"I've been here 2 years. I can tell you that I'm not surprised by a lot of stuff that happens, so I definitely wasn't surprised," Thornton said. "Did I want it to happen? No, but I'm at the end of the totem pole, so I definitely don't have a [say] in that."

Thornton, who spent most of 2011 on the practice squad as a rookie out of Southern Arkansas, was a Washburn project who has shown promise. He has heard the mostly anonymously sourced criticism of Washburn over the past few days, the coach portrayed as a contentious man who disrespected colleagues and was only worried about the defensive line and its stats, not about the team or winning.

"Do I think he was misunderstood in a lot of stuff that he was trying to do? Yes, I do," Thornton said. "People ask me do I like him. I think that's an understatement. I love coach Wash. He helped me and my family out a lot, and I wish him the best of luck."

No player had to work harder to prove himself to Washburn than 2010 first-round pick Brandon Graham, who only recently started getting substantial playing time. Asked about Washburn's manner, Graham said losing takes its toll on everyone.

"I know coach Wash was kinda sad because we were always losin', we weren't getting sacks, it just wasn't a good year for a lot of people," Graham said.

"I just know he loved his d-line. That's all it was. He just wanted us to do good, you know? He wanted his group to be the best, be the leaders. In some people's eyes, that wasn't looking like a team player, but some of the other stuff, I don't really know about. He helped me a whole lot."

Defensive tackle Cullen Jenkins said something similar. Jenkins said the atmosphere Washburn fostered was "no different than with most teams."

"Washburn's approach to how to get us fired up, how to get us motivated, and how to get us to play hard, some people take it the wrong way, or looking from the outside in, might not understand it," Jenkins said.

Like several Eagles, Graham said he has played read-and-react before, it shouldn't be as hard to switch back to as learning Washburn's hyper-aggressive approach was.

"It's something that I've got to dust off, dust the cobwebs off and get ready to go," Graham said.

Eagles coach Andy Reid, who reiterated Wednesday that Washburn's dismissal was entirely his idea, continued to avoid discussing his reasons for making the change. But in Reid's description of Brashear and of what he expects from the man who coached the Birds' d-line from 1999 to 2005, there was room to read between the lines.
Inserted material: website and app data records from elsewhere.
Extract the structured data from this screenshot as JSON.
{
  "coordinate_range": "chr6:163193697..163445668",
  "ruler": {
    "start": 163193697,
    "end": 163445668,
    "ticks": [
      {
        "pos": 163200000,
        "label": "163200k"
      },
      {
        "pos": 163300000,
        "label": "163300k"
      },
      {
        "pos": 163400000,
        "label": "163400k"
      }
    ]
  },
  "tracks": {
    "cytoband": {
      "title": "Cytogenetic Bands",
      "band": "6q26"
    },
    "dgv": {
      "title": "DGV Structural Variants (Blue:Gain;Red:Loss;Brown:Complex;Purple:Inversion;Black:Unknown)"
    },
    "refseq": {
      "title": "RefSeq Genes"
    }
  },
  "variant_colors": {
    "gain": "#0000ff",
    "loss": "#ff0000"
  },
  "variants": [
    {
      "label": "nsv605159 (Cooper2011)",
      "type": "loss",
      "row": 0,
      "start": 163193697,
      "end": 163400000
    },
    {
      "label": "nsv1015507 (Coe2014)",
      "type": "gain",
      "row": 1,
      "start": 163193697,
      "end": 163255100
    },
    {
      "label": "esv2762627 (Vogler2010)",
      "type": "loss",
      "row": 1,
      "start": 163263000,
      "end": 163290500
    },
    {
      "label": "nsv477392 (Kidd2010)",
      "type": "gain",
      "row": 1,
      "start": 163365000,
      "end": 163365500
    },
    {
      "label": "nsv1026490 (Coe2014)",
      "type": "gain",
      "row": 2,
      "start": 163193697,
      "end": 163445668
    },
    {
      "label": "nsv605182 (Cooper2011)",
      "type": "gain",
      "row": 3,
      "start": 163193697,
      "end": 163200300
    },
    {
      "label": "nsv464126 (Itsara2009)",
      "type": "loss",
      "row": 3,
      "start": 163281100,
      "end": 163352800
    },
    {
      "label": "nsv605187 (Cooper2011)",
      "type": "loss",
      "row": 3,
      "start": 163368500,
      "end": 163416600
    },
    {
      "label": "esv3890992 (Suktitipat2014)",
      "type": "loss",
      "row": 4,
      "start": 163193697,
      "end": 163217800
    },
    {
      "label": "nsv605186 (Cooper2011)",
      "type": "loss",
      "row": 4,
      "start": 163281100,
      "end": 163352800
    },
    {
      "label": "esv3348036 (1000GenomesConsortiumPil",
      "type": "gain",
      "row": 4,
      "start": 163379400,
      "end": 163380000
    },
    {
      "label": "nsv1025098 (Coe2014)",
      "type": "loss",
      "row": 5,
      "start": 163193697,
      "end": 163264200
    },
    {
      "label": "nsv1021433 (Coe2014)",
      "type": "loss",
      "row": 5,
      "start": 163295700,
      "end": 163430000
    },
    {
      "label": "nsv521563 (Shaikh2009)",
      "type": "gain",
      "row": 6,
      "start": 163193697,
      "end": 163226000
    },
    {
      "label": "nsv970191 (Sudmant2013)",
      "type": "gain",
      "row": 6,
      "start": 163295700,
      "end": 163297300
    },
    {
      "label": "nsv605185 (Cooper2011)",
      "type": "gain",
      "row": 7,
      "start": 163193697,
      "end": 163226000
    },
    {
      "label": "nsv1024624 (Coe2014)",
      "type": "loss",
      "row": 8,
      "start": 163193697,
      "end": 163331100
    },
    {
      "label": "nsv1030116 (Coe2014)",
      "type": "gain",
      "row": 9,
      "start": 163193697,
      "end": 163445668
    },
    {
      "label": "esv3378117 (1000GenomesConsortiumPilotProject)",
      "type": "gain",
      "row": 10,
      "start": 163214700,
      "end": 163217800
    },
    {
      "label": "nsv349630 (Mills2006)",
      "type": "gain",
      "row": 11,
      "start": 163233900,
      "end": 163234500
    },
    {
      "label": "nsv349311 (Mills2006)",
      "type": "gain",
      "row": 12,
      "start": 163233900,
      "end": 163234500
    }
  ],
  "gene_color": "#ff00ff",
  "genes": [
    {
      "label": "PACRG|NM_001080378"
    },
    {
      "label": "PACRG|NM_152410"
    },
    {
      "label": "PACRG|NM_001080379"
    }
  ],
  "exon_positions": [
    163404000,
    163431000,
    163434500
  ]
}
Reid called Brasher "a positive guy, he's upbeat, he's all about the team . . . He wants to help it get better."

"I just want him to do what he does," Reid said, when asked what he wants to see Brasher do that Washburn wasn't doing. "What he does, he prepares a good, sound, aggressive defensive line. I think that's what you'll see."

Attempts to reach Washburn for comment so far have been unsuccessful.

Defensive tackle Mike Patterson and defensive end Trent Cole are the only Eagles who played for Brasher the first time around; both were rookies in 2005.

Patterson said Wednesday that teammates were asking him what Brasher was like.

"I told them he was a real cool guy," Patterson said. "He got on us. That was my first year, so he was real tough on us. He's good at teaching the technique of what we're doing now."

Isn't it chaotic, trying to change methods late in the season?

"Normally I would say yes, it is tough, but we have a lot of guys, a lot of experienced guys, that have played within a scheme like that," Patterson said.

One starter who has not played read-and-react previously is first-round rookie Fletcher Cox. Mississippi State emphasized getting upfield, just as Washburn did.

"With four games left, we only have a couple of days [of practice] left before we play Sunday's game, it's going to be kind of hard trying to adjust," Cox said. "We've just all got to commit to it and get the job done."

The other rookie, second-round defensive end Vinny Curry, said while at Marshall he played more of the style Brasher wants. Curry, who said losing Washburn was "definitely a shock," said he thinks he can adjust.

"You live and you learn from this," Curry said. "You got role models like coach Reid, for example. Look at everything he's going through. This ain't nothing compared to what he's going through. If he can be strong-minded and stay positive . . . we're going to keep fighting."